Content starts

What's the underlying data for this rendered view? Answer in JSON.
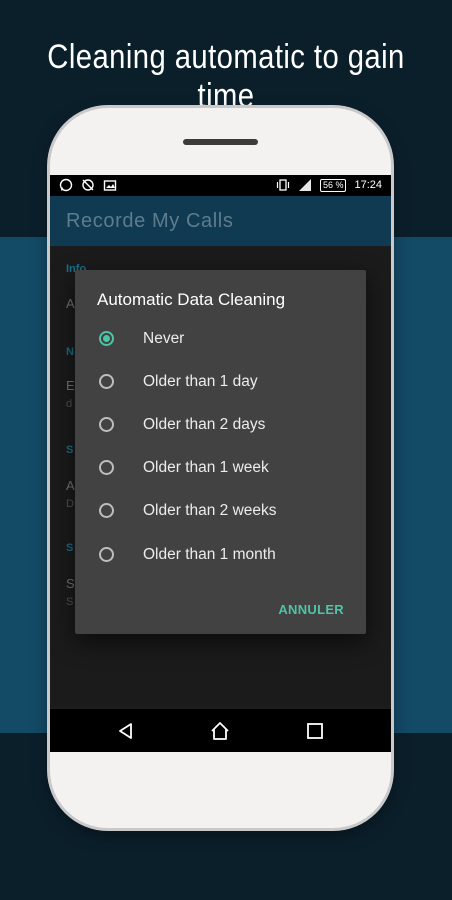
{
  "headline": "Cleaning automatic to gain time",
  "status_bar": {
    "battery": "56 %",
    "time": "17:24",
    "left_icons": [
      "whatsapp-icon",
      "sync-off-icon",
      "photo-icon"
    ],
    "right_icons": [
      "vibrate-icon",
      "signal-icon"
    ]
  },
  "app": {
    "title": "Recorde My Calls"
  },
  "background_settings": {
    "sections": [
      {
        "header": "Info",
        "item": "A",
        "sub": ""
      },
      {
        "header": "N",
        "item": "E",
        "sub": "d"
      },
      {
        "header": "S",
        "item": "A",
        "sub": "D"
      },
      {
        "header": "S",
        "item": "S",
        "sub": "S"
      }
    ]
  },
  "dialog": {
    "title": "Automatic Data Cleaning",
    "options": [
      {
        "label": "Never",
        "selected": true
      },
      {
        "label": "Older than 1 day",
        "selected": false
      },
      {
        "label": "Older than 2 days",
        "selected": false
      },
      {
        "label": "Older than 1 week",
        "selected": false
      },
      {
        "label": "Older than 2 weeks",
        "selected": false
      },
      {
        "label": "Older than 1 month",
        "selected": false
      }
    ],
    "cancel_label": "ANNULER"
  },
  "nav": [
    "back-icon",
    "home-icon",
    "recents-icon"
  ],
  "colors": {
    "accent": "#4fc3a5",
    "appbar": "#0f3a52",
    "band": "#134a66",
    "background": "#0b1f2b"
  }
}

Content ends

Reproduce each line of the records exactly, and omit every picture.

What's the underlying data for this rendered view? Answer in JSON.
{
  "headline": "Cleaning automatic to gain time",
  "status_bar": {
    "battery": "56 %",
    "time": "17:24",
    "left_icons": [
      "whatsapp-icon",
      "sync-off-icon",
      "photo-icon"
    ],
    "right_icons": [
      "vibrate-icon",
      "signal-icon"
    ]
  },
  "app": {
    "title": "Recorde My Calls"
  },
  "background_settings": {
    "sections": [
      {
        "header": "Info",
        "item": "A",
        "sub": ""
      },
      {
        "header": "N",
        "item": "E",
        "sub": "d"
      },
      {
        "header": "S",
        "item": "A",
        "sub": "D"
      },
      {
        "header": "S",
        "item": "S",
        "sub": "S"
      }
    ]
  },
  "dialog": {
    "title": "Automatic Data Cleaning",
    "options": [
      {
        "label": "Never",
        "selected": true
      },
      {
        "label": "Older than 1 day",
        "selected": false
      },
      {
        "label": "Older than 2 days",
        "selected": false
      },
      {
        "label": "Older than 1 week",
        "selected": false
      },
      {
        "label": "Older than 2 weeks",
        "selected": false
      },
      {
        "label": "Older than 1 month",
        "selected": false
      }
    ],
    "cancel_label": "ANNULER"
  },
  "nav": [
    "back-icon",
    "home-icon",
    "recents-icon"
  ],
  "colors": {
    "accent": "#4fc3a5",
    "appbar": "#0f3a52",
    "band": "#134a66",
    "background": "#0b1f2b"
  }
}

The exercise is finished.